What the exercise asks :: Nothing but a number should be given: how many lines in the entries below include the string "Analytics".

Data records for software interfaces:

..............................

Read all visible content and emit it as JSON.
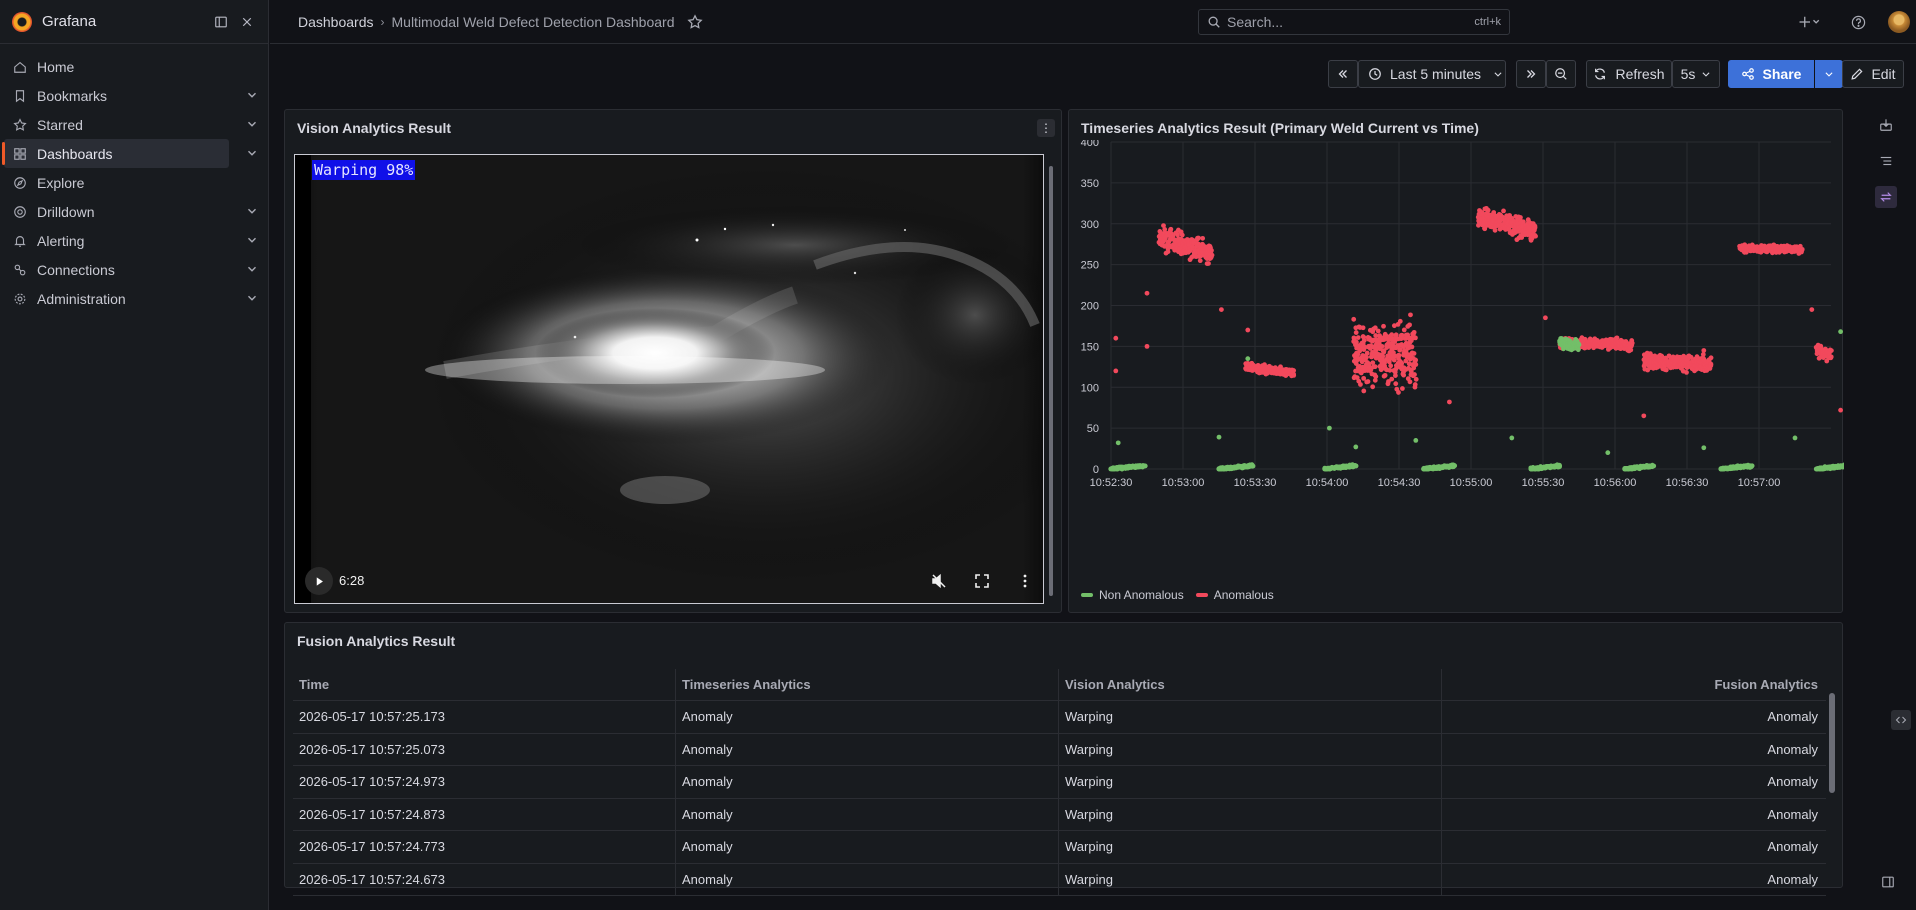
{
  "app": {
    "brand": "Grafana"
  },
  "sidebar": {
    "items": [
      {
        "label": "Home",
        "icon": "home-icon",
        "chevron": false,
        "active": false
      },
      {
        "label": "Bookmarks",
        "icon": "bookmark-icon",
        "chevron": true,
        "active": false
      },
      {
        "label": "Starred",
        "icon": "star-icon",
        "chevron": true,
        "active": false
      },
      {
        "label": "Dashboards",
        "icon": "dashboards-icon",
        "chevron": true,
        "active": true
      },
      {
        "label": "Explore",
        "icon": "explore-icon",
        "chevron": false,
        "active": false
      },
      {
        "label": "Drilldown",
        "icon": "drilldown-icon",
        "chevron": true,
        "active": false
      },
      {
        "label": "Alerting",
        "icon": "bell-icon",
        "chevron": true,
        "active": false
      },
      {
        "label": "Connections",
        "icon": "connections-icon",
        "chevron": true,
        "active": false
      },
      {
        "label": "Administration",
        "icon": "gear-icon",
        "chevron": true,
        "active": false
      }
    ]
  },
  "breadcrumb": {
    "parent": "Dashboards",
    "current": "Multimodal Weld Defect Detection Dashboard"
  },
  "search": {
    "placeholder": "Search...",
    "shortcut": "ctrl+k"
  },
  "toolbar": {
    "time_range": "Last 5 minutes",
    "refresh_label": "Refresh",
    "refresh_interval": "5s",
    "share_label": "Share",
    "edit_label": "Edit"
  },
  "vision_panel": {
    "title": "Vision Analytics Result",
    "overlay_label": "Warping 98%",
    "video_time": "6:28"
  },
  "timeseries_panel": {
    "title": "Timeseries Analytics Result (Primary Weld Current vs Time)",
    "legend": [
      {
        "name": "Non Anomalous",
        "color": "#73bf69"
      },
      {
        "name": "Anomalous",
        "color": "#f2495c"
      }
    ]
  },
  "chart_data": {
    "type": "scatter",
    "x_ticks": [
      "10:52:30",
      "10:53:00",
      "10:53:30",
      "10:54:00",
      "10:54:30",
      "10:55:00",
      "10:55:30",
      "10:56:00",
      "10:56:30",
      "10:57:00"
    ],
    "y_ticks": [
      0,
      50,
      100,
      150,
      200,
      250,
      300,
      350,
      400
    ],
    "ylim": [
      0,
      400
    ],
    "grid": true,
    "legend_position": "bottom-left",
    "series": [
      {
        "name": "Anomalous",
        "color": "#f2495c",
        "clusters": [
          {
            "x_start": "10:52:50",
            "x_end": "10:53:12",
            "y_start": 285,
            "y_end": 265,
            "spread": 20
          },
          {
            "x_start": "10:53:26",
            "x_end": "10:53:46",
            "y_start": 125,
            "y_end": 118,
            "spread": 7
          },
          {
            "x_start": "10:54:11",
            "x_end": "10:54:37",
            "y_start": 140,
            "y_end": 140,
            "spread": 55
          },
          {
            "x_start": "10:55:03",
            "x_end": "10:55:27",
            "y_start": 308,
            "y_end": 290,
            "spread": 18
          },
          {
            "x_start": "10:55:37",
            "x_end": "10:56:07",
            "y_start": 155,
            "y_end": 152,
            "spread": 9
          },
          {
            "x_start": "10:56:12",
            "x_end": "10:56:40",
            "y_start": 132,
            "y_end": 128,
            "spread": 14
          },
          {
            "x_start": "10:56:52",
            "x_end": "10:57:18",
            "y_start": 270,
            "y_end": 268,
            "spread": 6
          },
          {
            "x_start": "10:57:24",
            "x_end": "10:57:30",
            "y_start": 145,
            "y_end": 138,
            "spread": 12
          }
        ]
      },
      {
        "name": "Non Anomalous",
        "color": "#73bf69",
        "clusters": [
          {
            "x_start": "10:52:30",
            "x_end": "10:52:44",
            "y_start": 0,
            "y_end": 4,
            "spread": 2
          },
          {
            "x_start": "10:53:15",
            "x_end": "10:53:29",
            "y_start": 0,
            "y_end": 4,
            "spread": 2
          },
          {
            "x_start": "10:53:59",
            "x_end": "10:54:12",
            "y_start": 0,
            "y_end": 4,
            "spread": 2
          },
          {
            "x_start": "10:54:40",
            "x_end": "10:54:53",
            "y_start": 0,
            "y_end": 4,
            "spread": 2
          },
          {
            "x_start": "10:55:25",
            "x_end": "10:55:37",
            "y_start": 0,
            "y_end": 4,
            "spread": 2
          },
          {
            "x_start": "10:56:04",
            "x_end": "10:56:16",
            "y_start": 0,
            "y_end": 4,
            "spread": 2
          },
          {
            "x_start": "10:56:44",
            "x_end": "10:56:57",
            "y_start": 0,
            "y_end": 4,
            "spread": 2
          },
          {
            "x_start": "10:57:24",
            "x_end": "10:57:37",
            "y_start": 0,
            "y_end": 4,
            "spread": 2
          },
          {
            "x_start": "10:55:37",
            "x_end": "10:55:45",
            "y_start": 155,
            "y_end": 150,
            "spread": 9
          }
        ]
      }
    ]
  },
  "fusion_panel": {
    "title": "Fusion Analytics Result",
    "columns": [
      "Time",
      "Timeseries Analytics",
      "Vision Analytics",
      "Fusion Analytics"
    ],
    "rows": [
      [
        "2026-05-17 10:57:25.173",
        "Anomaly",
        "Warping",
        "Anomaly"
      ],
      [
        "2026-05-17 10:57:25.073",
        "Anomaly",
        "Warping",
        "Anomaly"
      ],
      [
        "2026-05-17 10:57:24.973",
        "Anomaly",
        "Warping",
        "Anomaly"
      ],
      [
        "2026-05-17 10:57:24.873",
        "Anomaly",
        "Warping",
        "Anomaly"
      ],
      [
        "2026-05-17 10:57:24.773",
        "Anomaly",
        "Warping",
        "Anomaly"
      ],
      [
        "2026-05-17 10:57:24.673",
        "Anomaly",
        "Warping",
        "Anomaly"
      ]
    ]
  }
}
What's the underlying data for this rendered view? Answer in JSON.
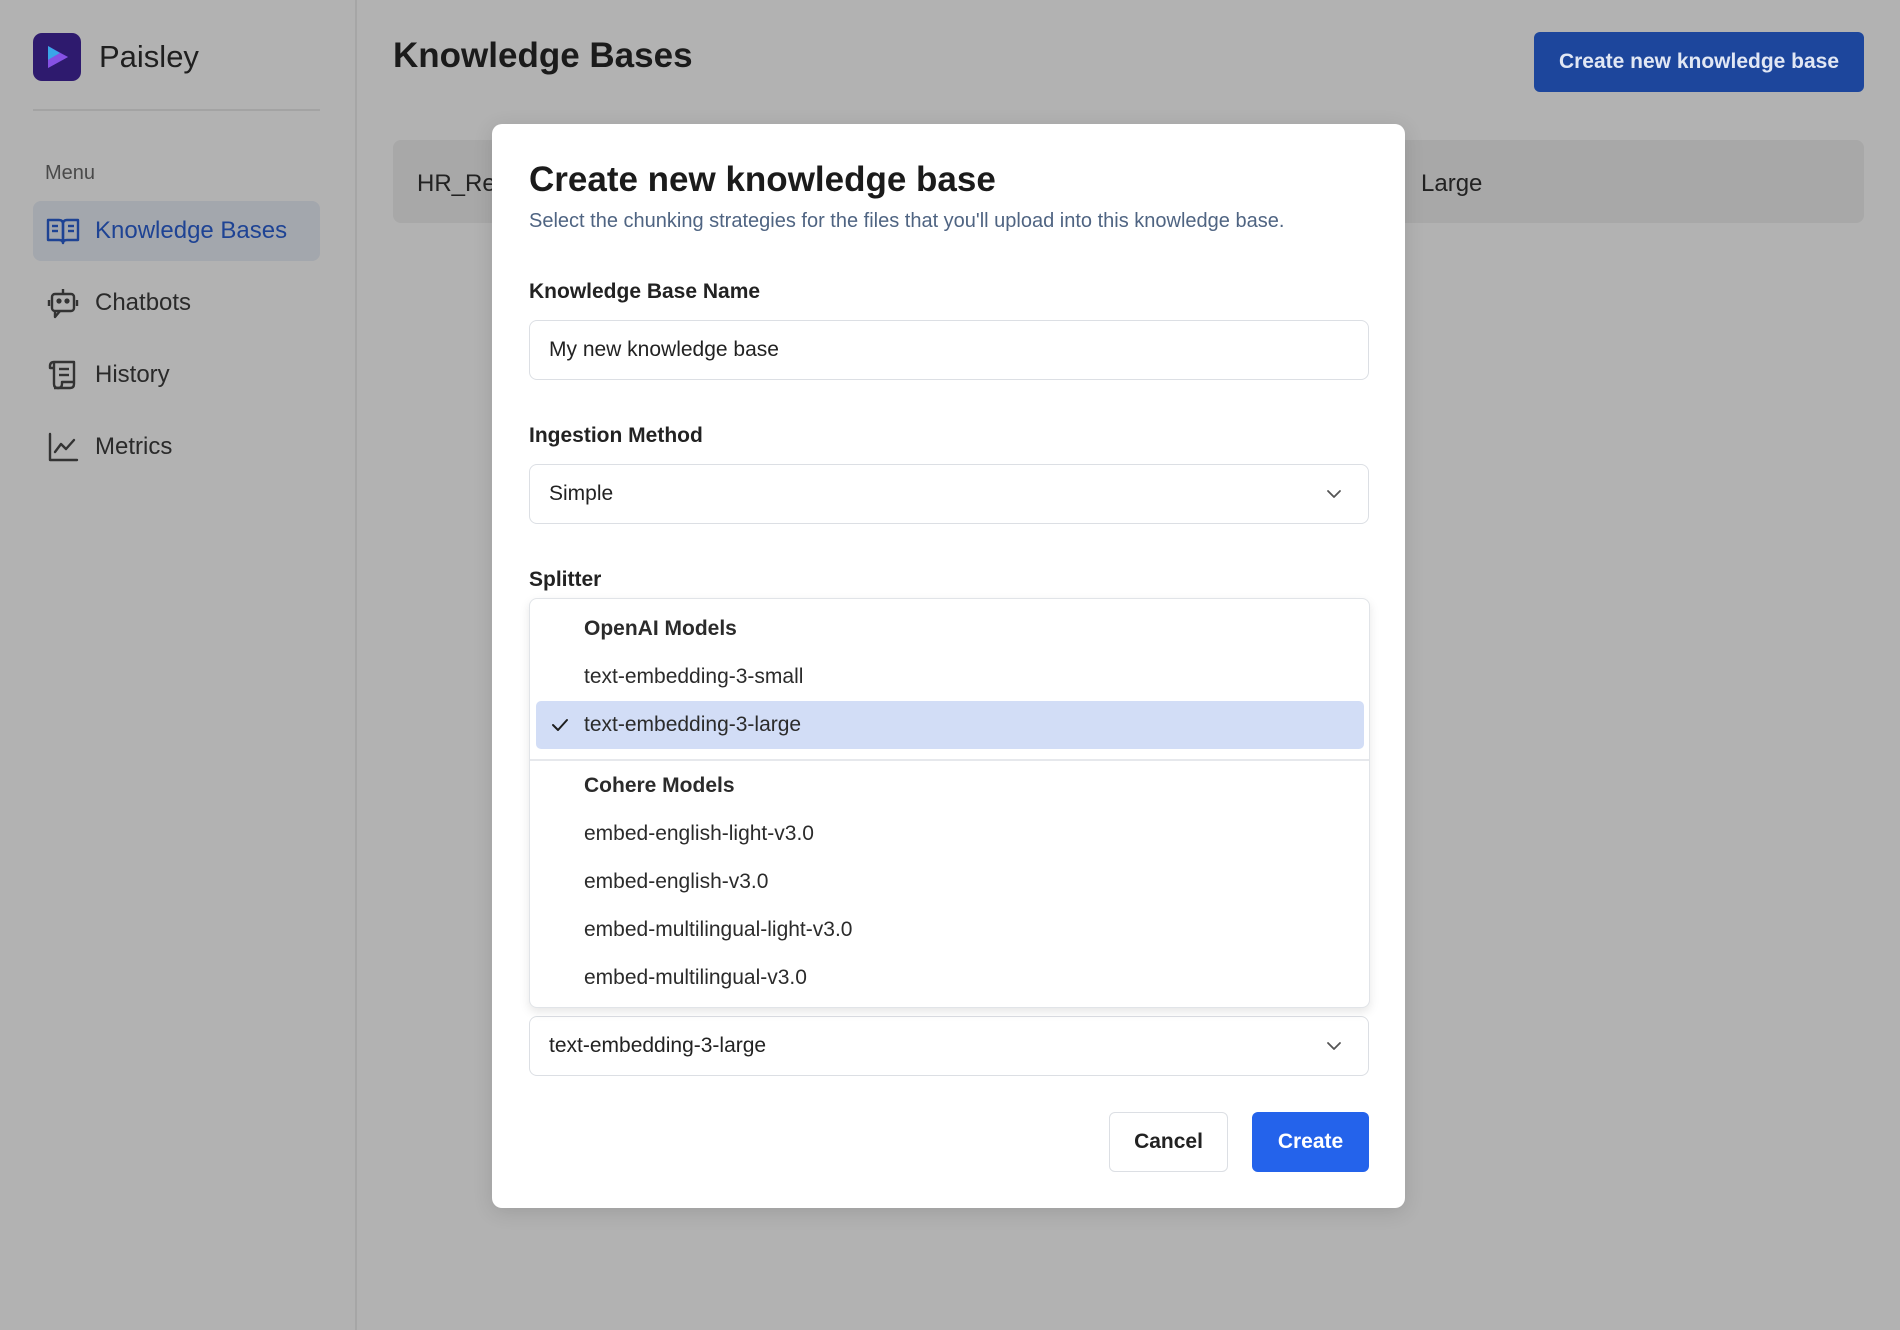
{
  "app": {
    "name": "Paisley"
  },
  "sidebar": {
    "menu_title": "Menu",
    "items": [
      {
        "label": "Knowledge Bases",
        "icon": "book-open-icon",
        "active": true
      },
      {
        "label": "Chatbots",
        "icon": "bot-icon",
        "active": false
      },
      {
        "label": "History",
        "icon": "scroll-icon",
        "active": false
      },
      {
        "label": "Metrics",
        "icon": "line-chart-icon",
        "active": false
      }
    ]
  },
  "header": {
    "title": "Knowledge Bases",
    "create_button": "Create new knowledge base"
  },
  "knowledge_bases": [
    {
      "name": "HR_Re",
      "model": "Large"
    }
  ],
  "modal": {
    "title": "Create new knowledge base",
    "subtitle": "Select the chunking strategies for the files that you'll upload into this knowledge base.",
    "name_label": "Knowledge Base Name",
    "name_value": "My new knowledge base",
    "ingestion_label": "Ingestion Method",
    "ingestion_value": "Simple",
    "splitter_label": "Splitter",
    "embedding_value": "text-embedding-3-large",
    "cancel_label": "Cancel",
    "create_label": "Create",
    "dropdown": {
      "groups": [
        {
          "label": "OpenAI Models",
          "options": [
            "text-embedding-3-small",
            "text-embedding-3-large"
          ]
        },
        {
          "label": "Cohere Models",
          "options": [
            "embed-english-light-v3.0",
            "embed-english-v3.0",
            "embed-multilingual-light-v3.0",
            "embed-multilingual-v3.0"
          ]
        }
      ],
      "selected": "text-embedding-3-large"
    }
  },
  "colors": {
    "accent": "#2463eb",
    "overlay_bg": "#b2b2b2",
    "selected_option_bg": "#d2ddf6",
    "nav_active_text": "#1e4394"
  }
}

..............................

Solution for this task :: 6